== Work task ==
When a line in the listing contains the string "this", pick it out and copy it.

*** Record excerpts ***

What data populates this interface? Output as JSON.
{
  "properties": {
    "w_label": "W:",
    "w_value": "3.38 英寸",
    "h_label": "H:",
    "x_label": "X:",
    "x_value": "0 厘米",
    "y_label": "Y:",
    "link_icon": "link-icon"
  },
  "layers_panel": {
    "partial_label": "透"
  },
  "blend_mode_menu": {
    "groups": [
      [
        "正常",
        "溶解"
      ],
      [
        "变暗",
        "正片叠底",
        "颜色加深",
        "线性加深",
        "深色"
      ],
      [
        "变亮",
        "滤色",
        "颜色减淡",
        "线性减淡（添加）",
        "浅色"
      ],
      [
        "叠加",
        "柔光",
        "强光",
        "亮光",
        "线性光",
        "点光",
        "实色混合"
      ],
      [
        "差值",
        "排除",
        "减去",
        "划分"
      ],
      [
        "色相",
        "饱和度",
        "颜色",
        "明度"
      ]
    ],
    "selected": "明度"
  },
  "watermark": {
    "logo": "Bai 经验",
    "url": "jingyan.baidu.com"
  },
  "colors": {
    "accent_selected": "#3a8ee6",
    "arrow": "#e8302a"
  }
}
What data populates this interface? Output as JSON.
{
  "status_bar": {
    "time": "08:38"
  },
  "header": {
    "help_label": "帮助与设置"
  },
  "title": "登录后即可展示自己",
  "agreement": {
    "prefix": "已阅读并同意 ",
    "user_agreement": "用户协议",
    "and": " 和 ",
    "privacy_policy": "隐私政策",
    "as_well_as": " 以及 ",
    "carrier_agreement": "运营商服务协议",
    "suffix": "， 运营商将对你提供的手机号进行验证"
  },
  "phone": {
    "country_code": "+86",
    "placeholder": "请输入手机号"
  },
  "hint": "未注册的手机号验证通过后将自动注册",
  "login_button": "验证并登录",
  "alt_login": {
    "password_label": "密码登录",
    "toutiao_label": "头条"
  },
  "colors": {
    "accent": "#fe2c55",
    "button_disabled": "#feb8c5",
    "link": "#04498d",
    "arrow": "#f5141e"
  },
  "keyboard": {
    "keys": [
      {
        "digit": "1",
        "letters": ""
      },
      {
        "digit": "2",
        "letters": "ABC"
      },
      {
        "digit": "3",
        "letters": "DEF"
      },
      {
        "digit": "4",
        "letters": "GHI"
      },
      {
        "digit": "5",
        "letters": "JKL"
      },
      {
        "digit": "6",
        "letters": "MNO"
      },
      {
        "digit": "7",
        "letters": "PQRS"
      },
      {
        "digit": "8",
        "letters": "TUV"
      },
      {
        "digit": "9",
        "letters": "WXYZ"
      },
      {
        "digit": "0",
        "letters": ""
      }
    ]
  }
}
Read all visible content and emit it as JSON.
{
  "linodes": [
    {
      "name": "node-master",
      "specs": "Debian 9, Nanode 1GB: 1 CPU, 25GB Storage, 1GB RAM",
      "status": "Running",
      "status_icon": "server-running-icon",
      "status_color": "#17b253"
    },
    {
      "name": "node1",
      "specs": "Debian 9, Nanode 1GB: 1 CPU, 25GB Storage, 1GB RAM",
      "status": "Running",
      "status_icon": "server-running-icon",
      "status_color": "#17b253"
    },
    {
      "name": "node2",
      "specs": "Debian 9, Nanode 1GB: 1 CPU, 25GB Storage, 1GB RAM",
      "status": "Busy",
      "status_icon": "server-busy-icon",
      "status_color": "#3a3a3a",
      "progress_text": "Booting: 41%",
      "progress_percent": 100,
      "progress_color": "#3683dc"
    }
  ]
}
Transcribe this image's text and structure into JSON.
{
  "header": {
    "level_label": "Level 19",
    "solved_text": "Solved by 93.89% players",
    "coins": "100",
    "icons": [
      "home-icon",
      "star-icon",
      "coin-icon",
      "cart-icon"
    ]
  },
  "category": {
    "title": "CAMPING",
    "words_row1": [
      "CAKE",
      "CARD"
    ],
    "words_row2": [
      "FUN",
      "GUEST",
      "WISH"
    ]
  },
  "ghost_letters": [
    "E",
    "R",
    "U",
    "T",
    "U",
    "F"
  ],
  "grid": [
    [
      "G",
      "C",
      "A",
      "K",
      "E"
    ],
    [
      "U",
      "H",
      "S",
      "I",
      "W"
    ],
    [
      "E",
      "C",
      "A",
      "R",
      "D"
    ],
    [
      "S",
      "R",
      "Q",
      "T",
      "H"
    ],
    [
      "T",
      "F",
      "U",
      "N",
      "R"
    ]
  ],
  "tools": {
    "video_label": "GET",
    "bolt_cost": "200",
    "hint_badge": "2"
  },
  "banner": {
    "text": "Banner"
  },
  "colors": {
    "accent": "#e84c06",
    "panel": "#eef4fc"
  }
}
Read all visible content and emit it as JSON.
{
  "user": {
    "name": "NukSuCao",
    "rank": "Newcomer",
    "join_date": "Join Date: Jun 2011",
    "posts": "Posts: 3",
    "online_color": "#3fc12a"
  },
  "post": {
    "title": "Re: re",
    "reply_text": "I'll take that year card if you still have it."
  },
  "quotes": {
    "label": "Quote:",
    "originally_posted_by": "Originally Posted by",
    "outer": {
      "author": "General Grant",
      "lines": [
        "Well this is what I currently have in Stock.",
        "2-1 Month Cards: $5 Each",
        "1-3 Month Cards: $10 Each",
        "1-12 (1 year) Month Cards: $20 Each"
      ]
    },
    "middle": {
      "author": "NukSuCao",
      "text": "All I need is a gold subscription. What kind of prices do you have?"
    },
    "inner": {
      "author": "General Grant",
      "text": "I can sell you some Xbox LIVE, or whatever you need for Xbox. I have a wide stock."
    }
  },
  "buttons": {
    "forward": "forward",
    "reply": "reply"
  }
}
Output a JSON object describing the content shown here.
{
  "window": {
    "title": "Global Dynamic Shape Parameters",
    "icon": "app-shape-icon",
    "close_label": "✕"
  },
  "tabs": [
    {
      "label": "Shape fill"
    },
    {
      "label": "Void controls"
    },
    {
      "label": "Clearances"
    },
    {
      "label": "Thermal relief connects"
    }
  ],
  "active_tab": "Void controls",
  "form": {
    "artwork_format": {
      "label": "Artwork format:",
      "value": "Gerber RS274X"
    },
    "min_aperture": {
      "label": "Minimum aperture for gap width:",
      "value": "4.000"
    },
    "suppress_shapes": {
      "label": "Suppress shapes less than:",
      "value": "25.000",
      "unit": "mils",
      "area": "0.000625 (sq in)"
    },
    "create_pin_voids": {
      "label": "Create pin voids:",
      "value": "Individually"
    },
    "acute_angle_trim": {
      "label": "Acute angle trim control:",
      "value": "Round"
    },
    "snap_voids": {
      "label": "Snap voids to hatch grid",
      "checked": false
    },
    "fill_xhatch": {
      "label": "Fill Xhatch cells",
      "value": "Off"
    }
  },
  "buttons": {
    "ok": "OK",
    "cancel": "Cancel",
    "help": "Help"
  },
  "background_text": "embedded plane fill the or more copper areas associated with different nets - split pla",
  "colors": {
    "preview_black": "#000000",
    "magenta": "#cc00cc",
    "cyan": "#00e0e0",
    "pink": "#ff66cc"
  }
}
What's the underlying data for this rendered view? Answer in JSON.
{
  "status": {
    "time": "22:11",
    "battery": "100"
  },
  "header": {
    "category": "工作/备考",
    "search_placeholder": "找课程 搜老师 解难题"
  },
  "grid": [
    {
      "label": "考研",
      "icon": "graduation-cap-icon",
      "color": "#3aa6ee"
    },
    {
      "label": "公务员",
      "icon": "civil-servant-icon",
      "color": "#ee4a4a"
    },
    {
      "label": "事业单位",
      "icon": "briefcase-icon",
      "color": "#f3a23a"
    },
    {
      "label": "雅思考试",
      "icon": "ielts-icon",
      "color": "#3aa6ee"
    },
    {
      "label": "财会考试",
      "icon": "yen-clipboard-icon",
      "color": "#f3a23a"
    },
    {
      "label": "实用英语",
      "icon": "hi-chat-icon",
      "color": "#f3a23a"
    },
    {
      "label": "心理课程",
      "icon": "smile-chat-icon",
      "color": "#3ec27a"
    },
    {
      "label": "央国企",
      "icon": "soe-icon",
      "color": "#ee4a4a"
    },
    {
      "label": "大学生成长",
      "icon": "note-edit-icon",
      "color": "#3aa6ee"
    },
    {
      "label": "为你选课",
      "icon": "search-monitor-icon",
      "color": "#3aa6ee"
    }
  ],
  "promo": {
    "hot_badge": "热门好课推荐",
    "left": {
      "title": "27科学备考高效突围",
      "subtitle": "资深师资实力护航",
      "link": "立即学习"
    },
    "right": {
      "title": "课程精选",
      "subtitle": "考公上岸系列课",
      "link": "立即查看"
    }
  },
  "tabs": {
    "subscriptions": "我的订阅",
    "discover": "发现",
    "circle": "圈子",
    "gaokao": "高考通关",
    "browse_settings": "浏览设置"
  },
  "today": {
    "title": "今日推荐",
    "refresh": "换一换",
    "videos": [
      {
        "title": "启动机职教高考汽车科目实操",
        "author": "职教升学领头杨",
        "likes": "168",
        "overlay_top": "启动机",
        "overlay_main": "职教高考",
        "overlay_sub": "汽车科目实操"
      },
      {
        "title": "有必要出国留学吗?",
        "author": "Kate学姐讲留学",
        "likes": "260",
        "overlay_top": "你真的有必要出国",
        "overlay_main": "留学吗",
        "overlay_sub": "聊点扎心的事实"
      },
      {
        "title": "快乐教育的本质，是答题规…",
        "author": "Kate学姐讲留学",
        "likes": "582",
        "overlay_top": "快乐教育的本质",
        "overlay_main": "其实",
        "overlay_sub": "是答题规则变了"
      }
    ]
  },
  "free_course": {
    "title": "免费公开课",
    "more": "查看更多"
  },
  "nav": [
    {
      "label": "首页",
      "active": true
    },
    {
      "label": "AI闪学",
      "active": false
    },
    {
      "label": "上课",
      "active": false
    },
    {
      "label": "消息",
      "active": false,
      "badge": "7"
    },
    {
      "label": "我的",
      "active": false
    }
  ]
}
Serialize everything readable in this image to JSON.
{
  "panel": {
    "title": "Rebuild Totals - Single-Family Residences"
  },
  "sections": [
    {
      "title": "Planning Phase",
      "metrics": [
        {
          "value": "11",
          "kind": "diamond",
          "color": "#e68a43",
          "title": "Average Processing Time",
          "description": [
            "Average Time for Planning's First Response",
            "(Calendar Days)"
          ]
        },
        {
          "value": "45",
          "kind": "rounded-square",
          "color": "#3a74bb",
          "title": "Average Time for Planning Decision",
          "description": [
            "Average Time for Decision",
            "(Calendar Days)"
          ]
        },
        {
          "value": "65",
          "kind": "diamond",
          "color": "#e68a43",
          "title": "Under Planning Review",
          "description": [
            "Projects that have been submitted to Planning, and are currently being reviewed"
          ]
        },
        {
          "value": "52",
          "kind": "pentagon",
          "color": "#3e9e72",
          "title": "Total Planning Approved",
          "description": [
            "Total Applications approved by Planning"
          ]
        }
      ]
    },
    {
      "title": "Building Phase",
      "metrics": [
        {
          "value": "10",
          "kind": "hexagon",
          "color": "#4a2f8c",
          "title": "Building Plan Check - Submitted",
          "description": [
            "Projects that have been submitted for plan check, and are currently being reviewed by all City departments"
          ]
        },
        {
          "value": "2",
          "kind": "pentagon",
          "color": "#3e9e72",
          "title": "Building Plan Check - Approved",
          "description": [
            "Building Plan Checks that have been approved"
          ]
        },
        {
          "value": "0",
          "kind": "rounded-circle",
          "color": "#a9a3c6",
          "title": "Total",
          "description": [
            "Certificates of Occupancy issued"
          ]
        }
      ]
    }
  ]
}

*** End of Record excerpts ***

== Answer to the exercise ==
What data populates this interface? Output as JSON.
What data populates this interface? Output as JSON.
Transcribe this image's text and structure into JSON.
        "Well this is what I currently have in Stock.",
What's the underlying data for this rendered view? Answer in JSON.
Serialize everything readable in this image to JSON.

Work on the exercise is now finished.